Use the support of family and friends, too — they may start to notice changes before you do.

Changing to a combination that’s known to have zero interactions can help if, for example, you’re prescribed TCAs, MAOIs, or taking St. John’s Wort.

“If you’re very happy with your contraception, have been on it sometime, and really don’t want to change it, I would suggest swapping the antidepressant,” Lee says. “However, it depends on each person’s situation and the specific side effects they’re experiencing.”

If you’re interested in seeing whether your side effects are down to your contraceptive or antidepressant, you can try changing to the non-hormonal copper IUD and continue with your normal antidepressant to see if your symptoms improve.

“Time is a tool,” Lee notes. “It usually takes 4 to 6 weeks for drugs and hormones to be completely out of your system, so always wait about 3 months after swapping before you decide if things are better or worse.”

Remember: If you want to prevent pregnancy, talk with a healthcare professional before stopping any contraception.

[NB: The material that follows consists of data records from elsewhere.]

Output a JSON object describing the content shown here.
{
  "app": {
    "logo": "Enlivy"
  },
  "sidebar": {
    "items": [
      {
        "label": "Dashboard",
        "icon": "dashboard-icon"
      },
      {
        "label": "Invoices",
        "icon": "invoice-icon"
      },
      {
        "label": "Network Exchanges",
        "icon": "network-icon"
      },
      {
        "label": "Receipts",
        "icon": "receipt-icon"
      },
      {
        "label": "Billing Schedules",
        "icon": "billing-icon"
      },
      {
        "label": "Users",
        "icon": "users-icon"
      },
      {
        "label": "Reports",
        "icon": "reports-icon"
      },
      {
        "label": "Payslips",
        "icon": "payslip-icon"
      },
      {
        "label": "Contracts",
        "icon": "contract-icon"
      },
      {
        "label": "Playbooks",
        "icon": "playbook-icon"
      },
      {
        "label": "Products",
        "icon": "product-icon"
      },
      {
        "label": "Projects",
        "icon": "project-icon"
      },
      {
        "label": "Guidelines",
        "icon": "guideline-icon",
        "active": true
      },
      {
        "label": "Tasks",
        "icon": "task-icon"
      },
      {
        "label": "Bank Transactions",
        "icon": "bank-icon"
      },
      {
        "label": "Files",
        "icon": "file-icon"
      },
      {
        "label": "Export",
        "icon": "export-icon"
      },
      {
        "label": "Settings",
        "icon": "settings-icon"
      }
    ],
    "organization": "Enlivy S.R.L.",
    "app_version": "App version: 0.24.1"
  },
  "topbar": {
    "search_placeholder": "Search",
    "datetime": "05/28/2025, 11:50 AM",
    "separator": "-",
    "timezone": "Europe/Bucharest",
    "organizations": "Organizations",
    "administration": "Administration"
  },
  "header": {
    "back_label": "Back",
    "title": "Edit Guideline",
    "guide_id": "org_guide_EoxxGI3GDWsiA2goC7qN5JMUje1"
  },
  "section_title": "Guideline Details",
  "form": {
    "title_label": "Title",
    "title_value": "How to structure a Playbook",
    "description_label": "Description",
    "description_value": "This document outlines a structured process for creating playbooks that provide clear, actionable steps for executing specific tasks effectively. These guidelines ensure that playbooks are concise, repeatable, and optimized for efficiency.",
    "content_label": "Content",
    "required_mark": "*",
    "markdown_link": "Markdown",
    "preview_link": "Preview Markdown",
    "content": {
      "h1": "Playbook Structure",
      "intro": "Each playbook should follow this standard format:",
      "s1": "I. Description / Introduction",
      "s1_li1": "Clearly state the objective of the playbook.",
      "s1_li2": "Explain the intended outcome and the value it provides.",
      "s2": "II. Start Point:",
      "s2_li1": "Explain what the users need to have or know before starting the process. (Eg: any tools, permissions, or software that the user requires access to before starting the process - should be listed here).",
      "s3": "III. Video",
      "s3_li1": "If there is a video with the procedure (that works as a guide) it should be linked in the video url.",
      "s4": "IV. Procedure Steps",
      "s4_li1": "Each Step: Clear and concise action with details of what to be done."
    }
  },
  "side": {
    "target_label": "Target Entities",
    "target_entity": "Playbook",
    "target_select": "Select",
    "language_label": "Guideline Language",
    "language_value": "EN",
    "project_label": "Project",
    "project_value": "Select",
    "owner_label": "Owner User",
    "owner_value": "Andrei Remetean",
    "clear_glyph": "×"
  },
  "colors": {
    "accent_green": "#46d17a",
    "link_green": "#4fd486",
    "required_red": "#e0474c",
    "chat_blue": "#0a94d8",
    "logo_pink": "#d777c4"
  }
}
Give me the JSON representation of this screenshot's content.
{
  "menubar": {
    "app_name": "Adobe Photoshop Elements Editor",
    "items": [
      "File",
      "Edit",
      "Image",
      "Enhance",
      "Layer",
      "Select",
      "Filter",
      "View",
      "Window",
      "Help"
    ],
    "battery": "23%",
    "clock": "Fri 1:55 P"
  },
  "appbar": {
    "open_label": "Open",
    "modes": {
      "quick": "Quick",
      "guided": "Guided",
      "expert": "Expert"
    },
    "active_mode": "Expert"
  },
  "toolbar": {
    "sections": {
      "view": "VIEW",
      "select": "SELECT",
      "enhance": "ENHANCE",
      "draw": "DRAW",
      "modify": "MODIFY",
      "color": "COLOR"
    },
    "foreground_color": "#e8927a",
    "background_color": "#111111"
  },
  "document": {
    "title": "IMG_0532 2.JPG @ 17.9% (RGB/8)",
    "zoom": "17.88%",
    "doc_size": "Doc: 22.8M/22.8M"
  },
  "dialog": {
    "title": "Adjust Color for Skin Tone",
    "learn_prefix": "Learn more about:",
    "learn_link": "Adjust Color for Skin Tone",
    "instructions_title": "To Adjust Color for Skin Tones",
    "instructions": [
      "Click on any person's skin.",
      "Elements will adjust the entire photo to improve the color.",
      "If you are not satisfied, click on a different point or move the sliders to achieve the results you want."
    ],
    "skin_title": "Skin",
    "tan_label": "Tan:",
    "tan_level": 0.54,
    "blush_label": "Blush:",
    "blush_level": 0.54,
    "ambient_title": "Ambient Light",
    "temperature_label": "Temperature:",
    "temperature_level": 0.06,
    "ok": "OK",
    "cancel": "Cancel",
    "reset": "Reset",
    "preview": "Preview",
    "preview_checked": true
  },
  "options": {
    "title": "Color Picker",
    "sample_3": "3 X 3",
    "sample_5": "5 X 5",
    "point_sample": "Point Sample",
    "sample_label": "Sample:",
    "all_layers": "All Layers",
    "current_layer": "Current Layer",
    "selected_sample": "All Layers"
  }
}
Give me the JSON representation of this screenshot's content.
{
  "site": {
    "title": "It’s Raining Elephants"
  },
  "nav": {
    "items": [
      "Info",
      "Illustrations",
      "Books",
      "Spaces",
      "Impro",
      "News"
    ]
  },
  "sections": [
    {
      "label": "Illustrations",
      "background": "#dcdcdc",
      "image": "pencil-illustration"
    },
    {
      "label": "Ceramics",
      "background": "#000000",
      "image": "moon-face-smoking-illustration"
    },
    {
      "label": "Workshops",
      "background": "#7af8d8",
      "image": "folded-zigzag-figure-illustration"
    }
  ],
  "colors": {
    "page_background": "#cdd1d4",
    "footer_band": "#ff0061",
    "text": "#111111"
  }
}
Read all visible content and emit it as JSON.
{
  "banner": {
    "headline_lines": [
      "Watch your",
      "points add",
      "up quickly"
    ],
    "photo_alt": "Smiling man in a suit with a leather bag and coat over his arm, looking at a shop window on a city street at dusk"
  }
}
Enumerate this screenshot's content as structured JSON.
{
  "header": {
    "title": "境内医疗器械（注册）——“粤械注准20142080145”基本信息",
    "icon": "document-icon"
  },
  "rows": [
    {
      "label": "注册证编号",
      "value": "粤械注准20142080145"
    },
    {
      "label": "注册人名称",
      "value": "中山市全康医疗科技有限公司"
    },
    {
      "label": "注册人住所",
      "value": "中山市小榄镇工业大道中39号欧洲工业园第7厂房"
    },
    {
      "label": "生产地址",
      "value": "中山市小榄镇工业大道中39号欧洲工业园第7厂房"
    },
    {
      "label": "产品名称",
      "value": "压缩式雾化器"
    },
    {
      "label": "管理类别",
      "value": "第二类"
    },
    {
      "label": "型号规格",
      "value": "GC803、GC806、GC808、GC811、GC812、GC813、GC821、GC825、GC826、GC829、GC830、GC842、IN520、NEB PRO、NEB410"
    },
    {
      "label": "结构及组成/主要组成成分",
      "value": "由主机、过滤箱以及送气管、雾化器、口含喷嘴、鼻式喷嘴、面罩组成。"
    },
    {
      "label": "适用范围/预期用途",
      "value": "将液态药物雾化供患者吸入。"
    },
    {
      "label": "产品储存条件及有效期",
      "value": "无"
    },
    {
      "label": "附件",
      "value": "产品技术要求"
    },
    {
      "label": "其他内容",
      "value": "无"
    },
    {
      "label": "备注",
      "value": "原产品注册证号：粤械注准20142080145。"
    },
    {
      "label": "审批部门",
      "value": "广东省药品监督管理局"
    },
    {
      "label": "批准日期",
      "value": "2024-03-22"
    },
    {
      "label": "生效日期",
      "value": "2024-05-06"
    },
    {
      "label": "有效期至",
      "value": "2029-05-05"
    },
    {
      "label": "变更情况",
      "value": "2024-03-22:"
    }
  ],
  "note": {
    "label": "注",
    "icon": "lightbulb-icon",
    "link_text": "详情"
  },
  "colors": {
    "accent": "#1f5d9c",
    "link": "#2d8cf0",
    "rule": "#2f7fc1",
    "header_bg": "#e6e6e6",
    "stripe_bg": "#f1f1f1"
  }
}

Some forms of birth control, like the pill, can be stopped right away, though it can be best to wait until the end of the pack or cycle to help avoid irregular bleeding and predict your next period.

Others, like the implant and IUD, require a doctor or other healthcare professional to remove them.

In most cases, the hormones leave your body within a few days. That means you’ll need to use a non-hormonal form of contraception or a barrier method, like condoms, straight away if you want to prevent pregnancy.

In the case of the shot, the birth control effects can last a lot longer — around 3 months.

Unfortunately, some people do experience side effects as a result of coming off birth control. Menstrual changes are common, and can come in the form of irregular periods, spotting, and lighter or heavier bleeding.

Conditions that you experienced before starting birth control, like acne breakouts, may also reappear. On the other hand, any negative side effects of your hormonal contraceptive should disappear.

If you’re finding the changes difficult to cope with or haven’t had a regular period 3 months after stopping, connect with a healthcare professional for advice.

There’s still much to learn about the relationship between birth control and antidepressants.

For now, you’re safe to take the more modern antidepressant types, such as SSRIs and SNRIs, with any form of contraception.

But no matter what combination you choose, always seek advice from a healthcare professional before starting, swapping, or stopping any medication.

Lauren Sharkey is a U.K.-based journalist and author specializing in women’s issues. When she isn’t trying to discover a way to banish migraines, she can be found uncovering the answers to your lurking health questions. She has also written a book profiling young female activists across the globe and is currently building a community of such resisters. Catch her on Twitter.